For the World's Poor Children, This Computes
The most interesting new laptop shipped so far this year isn't sold in the United States. It's also missing most of the standard parts of a computer: a modem, a CD burner, even a hard drive.
A machine without those guts might be considered a toy, and Intel's Classmate PC even looks like a pretend computer that you'd give to a kid. Indeed, this little 3.2-pound machine is built for children: students in developing countries. It's rugged enough to withstand being tossed around classrooms, yet it goes for about $225, bought in bulk, half the price of the cheapest name-brand laptops sold in the United States.
Intel made this wireless-enabled laptop to goose the adoption of computers in poor schools overseas. Those institutions don't have the money to park a Dell Inspiron or Apple MacBook on every desk and don't have resources to support a classroom's worth of full-fledged computer work stations.
You could say the same thing about many schools in the United States, too. And although the Classmate PC can't help them today, computers sold here next year or the year after might owe something to its design.
Intel shares that goal with the One Laptop per Child project, begun by the Massachusetts Institute of Technology's Media Lab. The group's XO laptop incorporates such advanced technologies as an extremely high-resolution screen and the ability to extend wireless Internet access across a school or village. The MIT project is in some ways more ambitious than Intel's because it is trying to do more at a lower cost -- initially, maybe $175 but eventually $100.
Intel isn't trying to reinvent the laptop with its project, but the goal of dirt-cheap computing evidently forced it to think seriously about how much computer people really need.
The Classmate's appearance alone sets it apart from other laptops. At 1.75 inches thick, it's chunkier than any other computer in the same weight class. Its screen and underside are protected by padded, baby-blue plastic. A handle emerges from the back, allowing you to carry the thing like a purse or a lunchbox.

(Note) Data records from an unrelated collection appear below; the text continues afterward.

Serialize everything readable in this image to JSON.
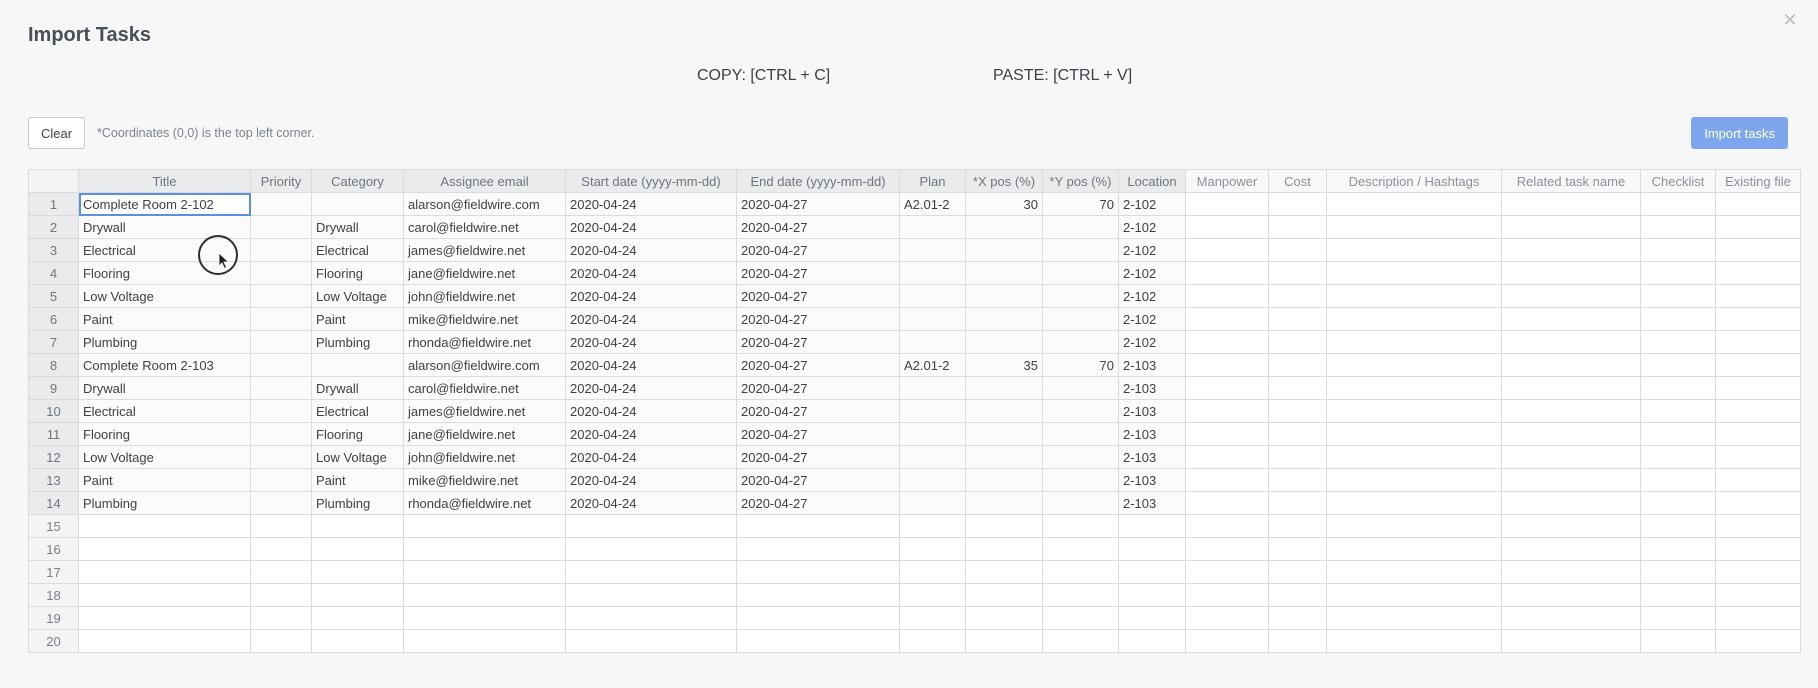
{
  "modal": {
    "title": "Import Tasks",
    "close_icon": "close-icon",
    "copy_hint": "COPY: [CTRL + C]",
    "paste_hint": "PASTE: [CTRL + V]",
    "clear_label": "Clear",
    "coord_note": "*Coordinates (0,0) is the top left corner.",
    "import_label": "Import tasks",
    "accent_color": "#7ea6ee"
  },
  "grid": {
    "columns": [
      "Title",
      "Priority",
      "Category",
      "Assignee email",
      "Start date (yyyy-mm-dd)",
      "End date (yyyy-mm-dd)",
      "Plan",
      "*X pos (%)",
      "*Y pos (%)",
      "Location",
      "Manpower",
      "Cost",
      "Description / Hashtags",
      "Related task name",
      "Checklist",
      "Existing file"
    ],
    "rows": [
      [
        "1",
        "Complete Room 2-102",
        "",
        "",
        "alarson@fieldwire.com",
        "2020-04-24",
        "2020-04-27",
        "A2.01-2",
        "30",
        "70",
        "2-102",
        "",
        "",
        "",
        "",
        "",
        ""
      ],
      [
        "2",
        "Drywall",
        "",
        "Drywall",
        "carol@fieldwire.net",
        "2020-04-24",
        "2020-04-27",
        "",
        "",
        "",
        "2-102",
        "",
        "",
        "",
        "",
        "",
        ""
      ],
      [
        "3",
        "Electrical",
        "",
        "Electrical",
        "james@fieldwire.net",
        "2020-04-24",
        "2020-04-27",
        "",
        "",
        "",
        "2-102",
        "",
        "",
        "",
        "",
        "",
        ""
      ],
      [
        "4",
        "Flooring",
        "",
        "Flooring",
        "jane@fieldwire.net",
        "2020-04-24",
        "2020-04-27",
        "",
        "",
        "",
        "2-102",
        "",
        "",
        "",
        "",
        "",
        ""
      ],
      [
        "5",
        "Low Voltage",
        "",
        "Low Voltage",
        "john@fieldwire.net",
        "2020-04-24",
        "2020-04-27",
        "",
        "",
        "",
        "2-102",
        "",
        "",
        "",
        "",
        "",
        ""
      ],
      [
        "6",
        "Paint",
        "",
        "Paint",
        "mike@fieldwire.net",
        "2020-04-24",
        "2020-04-27",
        "",
        "",
        "",
        "2-102",
        "",
        "",
        "",
        "",
        "",
        ""
      ],
      [
        "7",
        "Plumbing",
        "",
        "Plumbing",
        "rhonda@fieldwire.net",
        "2020-04-24",
        "2020-04-27",
        "",
        "",
        "",
        "2-102",
        "",
        "",
        "",
        "",
        "",
        ""
      ],
      [
        "8",
        "Complete Room 2-103",
        "",
        "",
        "alarson@fieldwire.com",
        "2020-04-24",
        "2020-04-27",
        "A2.01-2",
        "35",
        "70",
        "2-103",
        "",
        "",
        "",
        "",
        "",
        ""
      ],
      [
        "9",
        "Drywall",
        "",
        "Drywall",
        "carol@fieldwire.net",
        "2020-04-24",
        "2020-04-27",
        "",
        "",
        "",
        "2-103",
        "",
        "",
        "",
        "",
        "",
        ""
      ],
      [
        "10",
        "Electrical",
        "",
        "Electrical",
        "james@fieldwire.net",
        "2020-04-24",
        "2020-04-27",
        "",
        "",
        "",
        "2-103",
        "",
        "",
        "",
        "",
        "",
        ""
      ],
      [
        "11",
        "Flooring",
        "",
        "Flooring",
        "jane@fieldwire.net",
        "2020-04-24",
        "2020-04-27",
        "",
        "",
        "",
        "2-103",
        "",
        "",
        "",
        "",
        "",
        ""
      ],
      [
        "12",
        "Low Voltage",
        "",
        "Low Voltage",
        "john@fieldwire.net",
        "2020-04-24",
        "2020-04-27",
        "",
        "",
        "",
        "2-103",
        "",
        "",
        "",
        "",
        "",
        ""
      ],
      [
        "13",
        "Paint",
        "",
        "Paint",
        "mike@fieldwire.net",
        "2020-04-24",
        "2020-04-27",
        "",
        "",
        "",
        "2-103",
        "",
        "",
        "",
        "",
        "",
        ""
      ],
      [
        "14",
        "Plumbing",
        "",
        "Plumbing",
        "rhonda@fieldwire.net",
        "2020-04-24",
        "2020-04-27",
        "",
        "",
        "",
        "2-103",
        "",
        "",
        "",
        "",
        "",
        ""
      ],
      [
        "15",
        "",
        "",
        "",
        "",
        "",
        "",
        "",
        "",
        "",
        "",
        "",
        "",
        "",
        "",
        "",
        ""
      ],
      [
        "16",
        "",
        "",
        "",
        "",
        "",
        "",
        "",
        "",
        "",
        "",
        "",
        "",
        "",
        "",
        "",
        ""
      ],
      [
        "17",
        "",
        "",
        "",
        "",
        "",
        "",
        "",
        "",
        "",
        "",
        "",
        "",
        "",
        "",
        "",
        ""
      ],
      [
        "18",
        "",
        "",
        "",
        "",
        "",
        "",
        "",
        "",
        "",
        "",
        "",
        "",
        "",
        "",
        "",
        ""
      ],
      [
        "19",
        "",
        "",
        "",
        "",
        "",
        "",
        "",
        "",
        "",
        "",
        "",
        "",
        "",
        "",
        "",
        ""
      ],
      [
        "20",
        "",
        "",
        "",
        "",
        "",
        "",
        "",
        "",
        "",
        "",
        "",
        "",
        "",
        "",
        "",
        ""
      ]
    ]
  }
}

The keys are squished down to about two-thirds the size of those on a standard laptop keyboard, and some commonly used keys are missing, such as the right-hand shift key. (Users can also input information with a special digital pen.)

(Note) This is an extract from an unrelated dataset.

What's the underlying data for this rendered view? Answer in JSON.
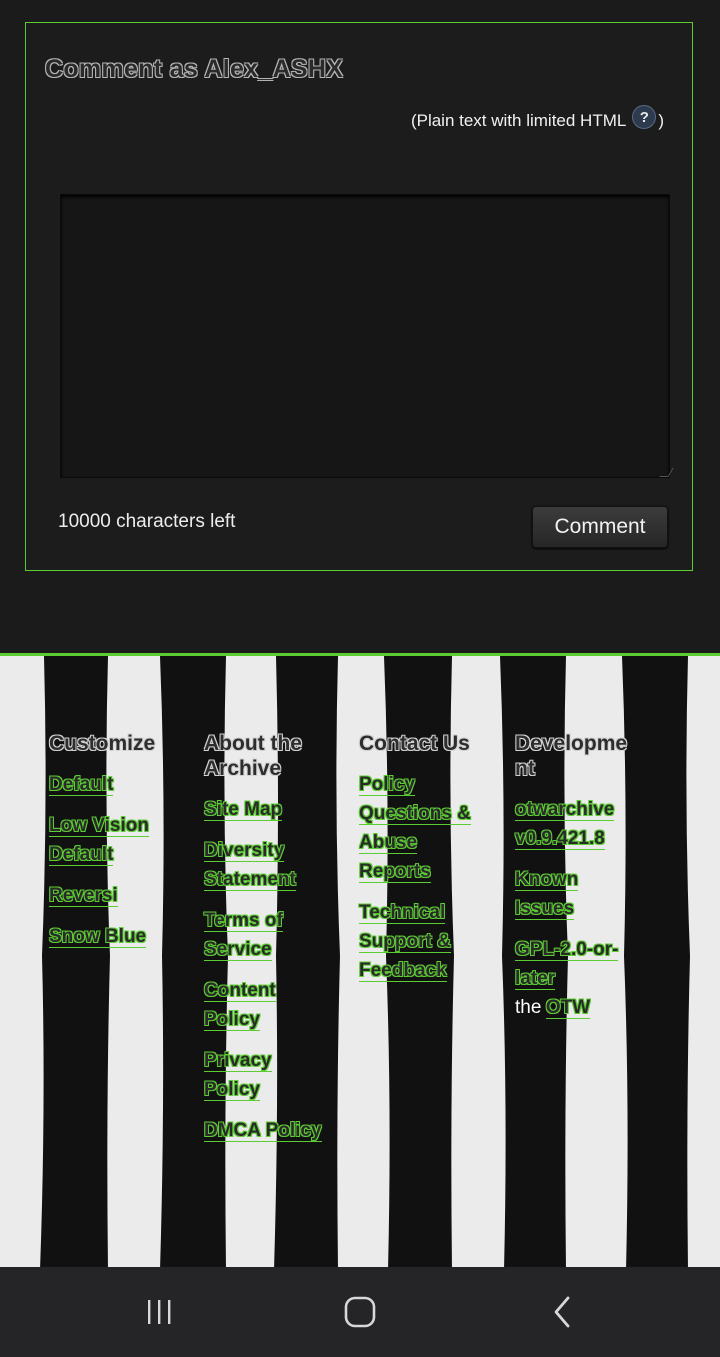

The Classmate's screen is just 7 inches across, with a low 800-by-480 pixel resolution.
Instead of a hard drive, it uses flash memory -- and, at just under 2 gigabytes, it stores less data than most iPods. But that feature gives it more durability and helps stretch its battery life. A Classmate lent by Intel lasted just under 3 1/2 hours of Web access and music playback.

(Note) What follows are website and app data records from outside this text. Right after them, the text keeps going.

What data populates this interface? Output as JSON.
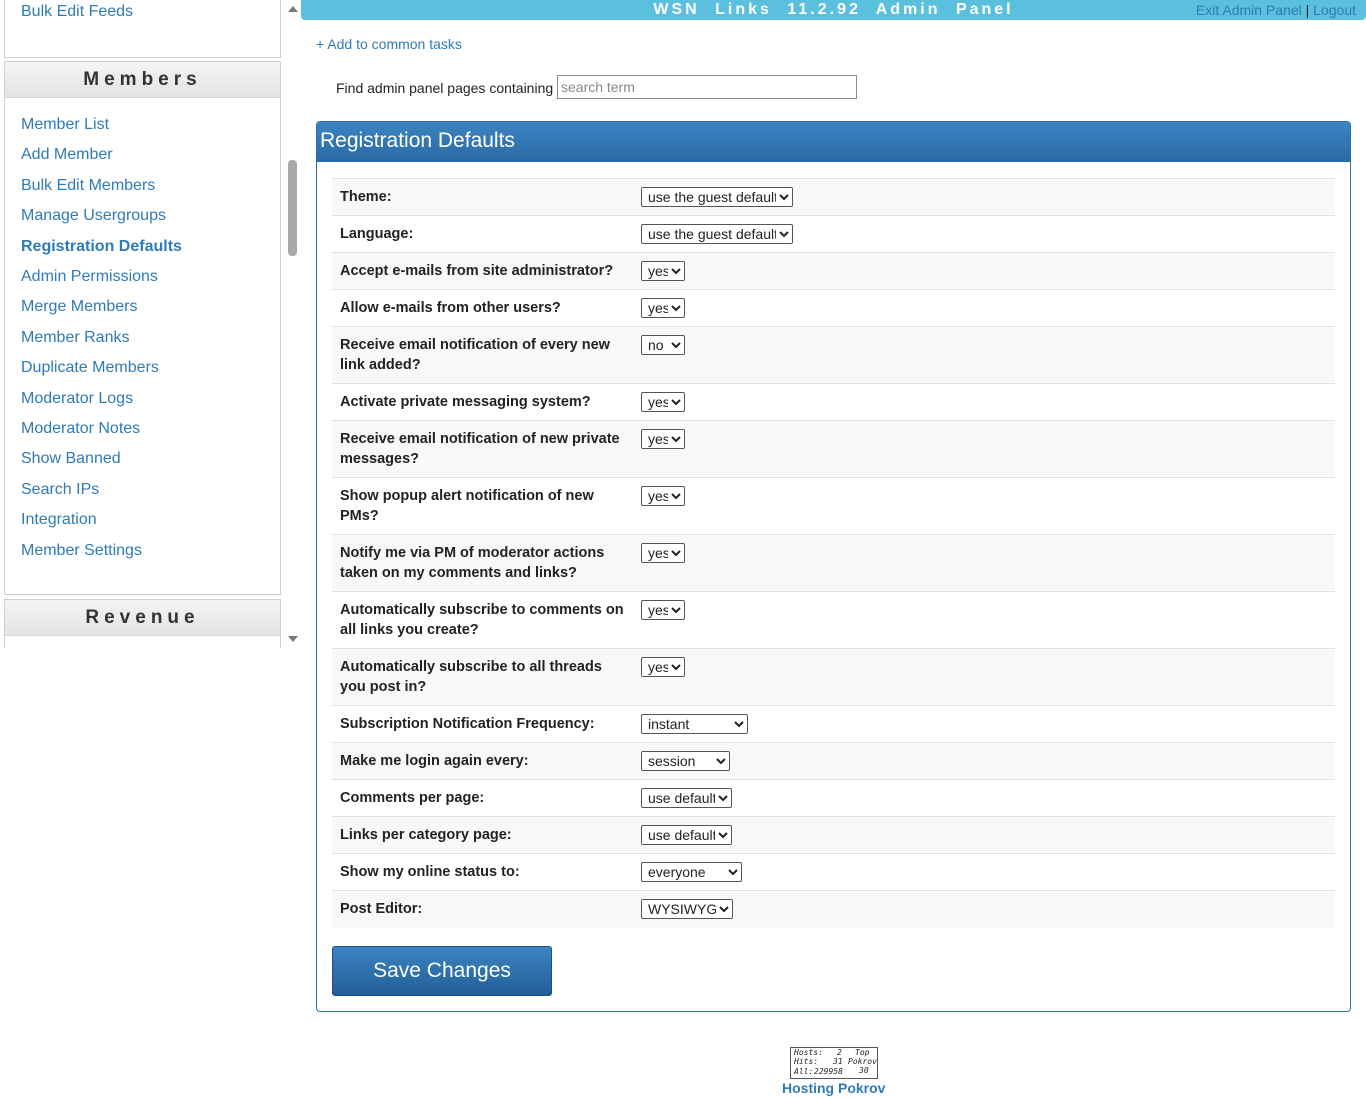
{
  "sidebar": {
    "bulk_edit_feeds": "Bulk Edit Feeds",
    "members_heading": "Members",
    "members_items": [
      "Member List",
      "Add Member",
      "Bulk Edit Members",
      "Manage Usergroups",
      "Registration Defaults",
      "Admin Permissions",
      "Merge Members",
      "Member Ranks",
      "Duplicate Members",
      "Moderator Logs",
      "Moderator Notes",
      "Show Banned",
      "Search IPs",
      "Integration",
      "Member Settings"
    ],
    "active_item": "Registration Defaults",
    "revenue_heading": "Revenue"
  },
  "header": {
    "title": "WSN Links 11.2.92 Admin Panel",
    "exit_label": "Exit Admin Panel",
    "separator": "|",
    "logout_label": "Logout"
  },
  "tasks": {
    "add_common": "+ Add to common tasks"
  },
  "search": {
    "label": "Find admin panel pages containing",
    "placeholder": "search term",
    "value": ""
  },
  "panel": {
    "title": "Registration Defaults",
    "rows": [
      {
        "label": "Theme:",
        "value": "use the guest default"
      },
      {
        "label": "Language:",
        "value": "use the guest default"
      },
      {
        "label": "Accept e-mails from site administrator?",
        "value": "yes"
      },
      {
        "label": "Allow e-mails from other users?",
        "value": "yes"
      },
      {
        "label": "Receive email notification of every new link added?",
        "value": "no"
      },
      {
        "label": "Activate private messaging system?",
        "value": "yes"
      },
      {
        "label": "Receive email notification of new private messages?",
        "value": "yes"
      },
      {
        "label": "Show popup alert notification of new PMs?",
        "value": "yes"
      },
      {
        "label": "Notify me via PM of moderator actions taken on my comments and links?",
        "value": "yes"
      },
      {
        "label": "Automatically subscribe to comments on all links you create?",
        "value": "yes"
      },
      {
        "label": "Automatically subscribe to all threads you post in?",
        "value": "yes"
      },
      {
        "label": "Subscription Notification Frequency:",
        "value": "instant"
      },
      {
        "label": "Make me login again every:",
        "value": "session"
      },
      {
        "label": "Comments per page:",
        "value": "use default"
      },
      {
        "label": "Links per category page:",
        "value": "use default"
      },
      {
        "label": "Show my online status to:",
        "value": "everyone"
      },
      {
        "label": "Post Editor:",
        "value": "WYSIWYG"
      }
    ],
    "save_label": "Save Changes"
  },
  "footer": {
    "counter": {
      "hosts_label": "Hosts:",
      "hosts_value": "2",
      "hits_label": "Hits:",
      "hits_value": "31",
      "all_label": "All:",
      "all_value": "229958",
      "top_label": "Top",
      "brand_label": "Pokrov",
      "rank_value": "30"
    },
    "hosting_label": "Hosting Pokrov"
  }
}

Regular memory has been cut to the minimum: 248 megabytes, or less than a quarter of what passes for a realistic minimum in Windows XP. The Classmate can run multiple applications at once, but in practice this tiny stash of memory and the small screen mean it works better as a mono-tasking machine.
(Unfortunately, the Classmate's weak processor still emits enough heat to need a cooling fan, which puts out a noticeable whir.)